Librarians in Australia are cooking recipes from unpublished works in a campaign to amend Australia’s existing copyright laws.
The aim of the campaign is to persuade Attorney General George Brandis to change the law so unpublished works are treated the same as published ones.
In Australia, the copyright terms of unpublished works, such as letters and diaries, is perpetual while published works remain in copyright for 70 years after the death of an author.
On Friday, the hashtag #CookingForCopyright will be launched online, as citizens are encouraged to show their support for change by posting pictures of their baking masterpieces on social media.
— Danielle (@LibDanielleJ) July 27, 2015
— Sarah Treweek (@SarahTreweek) July 19, 2015
The campaign is inspired by the many recipes the Australian Library and Information Association (ALIA) found in their collection of unpublished works.
Executive Director of ALIA, Sue McKerracher, said the recipes are “such a personal, family kind of thing … they’re so valuable to be shared across generations that we thought this is a perfect example”.
To date the organisation has more than 700 people cooking around the nation.
“What we’re looking to do is to get thousands of photographs sent in so that we can actually present a photography petition to the attorney general,” Ms McKerracher said.
Unpublished works versus published works
Professor of Intellectual Property at Melbourne University, Andrew Christie, said an author should be able to control what happens to his or her work, in theory.
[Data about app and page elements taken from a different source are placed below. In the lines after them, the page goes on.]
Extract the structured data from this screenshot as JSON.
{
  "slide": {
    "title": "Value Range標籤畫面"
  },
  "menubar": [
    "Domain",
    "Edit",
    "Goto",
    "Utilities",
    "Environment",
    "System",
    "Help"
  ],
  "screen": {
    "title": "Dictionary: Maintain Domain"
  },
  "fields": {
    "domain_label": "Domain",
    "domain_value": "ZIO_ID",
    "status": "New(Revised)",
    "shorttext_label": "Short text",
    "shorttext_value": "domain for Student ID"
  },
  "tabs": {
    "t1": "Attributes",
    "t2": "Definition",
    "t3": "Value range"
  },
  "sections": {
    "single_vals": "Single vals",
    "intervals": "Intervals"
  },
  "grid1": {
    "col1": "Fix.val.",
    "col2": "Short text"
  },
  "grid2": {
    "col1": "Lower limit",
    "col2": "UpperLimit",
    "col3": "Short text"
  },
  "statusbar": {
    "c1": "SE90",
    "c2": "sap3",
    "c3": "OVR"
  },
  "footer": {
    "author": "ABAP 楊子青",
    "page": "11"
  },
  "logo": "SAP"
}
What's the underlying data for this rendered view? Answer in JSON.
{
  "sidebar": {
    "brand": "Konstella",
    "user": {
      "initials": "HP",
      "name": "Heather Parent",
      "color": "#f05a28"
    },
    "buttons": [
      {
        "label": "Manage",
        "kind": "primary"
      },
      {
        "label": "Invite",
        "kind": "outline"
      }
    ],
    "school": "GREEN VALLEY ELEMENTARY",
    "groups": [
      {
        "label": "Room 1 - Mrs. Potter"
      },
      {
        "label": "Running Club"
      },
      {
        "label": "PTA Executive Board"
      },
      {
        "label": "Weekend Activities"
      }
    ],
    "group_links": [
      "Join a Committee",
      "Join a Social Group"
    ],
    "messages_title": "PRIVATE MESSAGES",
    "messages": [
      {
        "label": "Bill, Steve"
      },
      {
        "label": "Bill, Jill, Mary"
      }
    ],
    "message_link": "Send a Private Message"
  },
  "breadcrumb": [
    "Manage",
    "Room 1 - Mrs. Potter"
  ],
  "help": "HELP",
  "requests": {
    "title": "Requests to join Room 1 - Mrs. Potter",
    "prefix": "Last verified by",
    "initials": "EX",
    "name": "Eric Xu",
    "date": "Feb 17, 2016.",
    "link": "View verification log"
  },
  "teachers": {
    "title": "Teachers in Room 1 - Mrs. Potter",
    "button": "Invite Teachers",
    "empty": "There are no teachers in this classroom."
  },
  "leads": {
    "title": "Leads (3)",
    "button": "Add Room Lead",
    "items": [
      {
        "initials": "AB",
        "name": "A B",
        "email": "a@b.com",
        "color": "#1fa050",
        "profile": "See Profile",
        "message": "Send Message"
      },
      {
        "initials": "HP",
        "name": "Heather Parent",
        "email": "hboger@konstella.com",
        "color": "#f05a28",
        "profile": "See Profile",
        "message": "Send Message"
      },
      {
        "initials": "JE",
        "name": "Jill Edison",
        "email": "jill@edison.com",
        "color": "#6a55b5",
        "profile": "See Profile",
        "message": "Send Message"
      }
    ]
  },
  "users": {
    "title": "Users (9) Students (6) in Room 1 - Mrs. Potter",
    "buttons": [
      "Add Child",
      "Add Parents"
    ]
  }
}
“Copyright law thinks the author should decide whether or not their work gets published and, for that reason, when the work hasn’t been published copyright is indefinite,” he said.
However, by making it illegal to share unpublished information on the web, the law could inhibit the development of new knowledge and new creations.
“People might have deposited in a museum or an archive a diary, a photograph or even a cooking recipe with the view that the public would be allowed to see it and of course the public can look at one of those things but it would be an infringement of copyright to digitise it and make it available on the web,” Professor Christie said.
Ms McKerracher said librarians could free up some literary gems from the country’s museums, galleries and historical societies if the laws are changed.
“It would help authors who are looking for material to enrich their historic fiction or fictional accounts and also to people who are writing non-fiction [like] history and other kinds of factual material,” she said.
It would also enable citizens to access information about their family history via the Internet.
The Victorian State Library copyright officer, Janice Van de Velde, said, “At the moment technology is moving faster than the law.”
In the United States, Canada, the European Union and the United Kingdom, unpublished works come under the same terms as published works.
“This would bring us into line with our international colleagues,” Ms McKerracher said.
However, this would take away the ability of an author to decide whether or not to publish his or her work or the estate of an author to decide whether or not the work should be published.
Another way is to introduce a ‘fair-use’ defence, meaning as long as the material is used fairly, it can be published.
“I would certainly like to see Australia have a fair-use defence. If this campaign has the effect of getting Australia a fair-use defence then I’m very pleased about that and I’d like to see that happen,” Professor Christie said.
For more information on how to get involved go to the Cooking for Copyright website.
Image credit: Andrea Goh, Flickr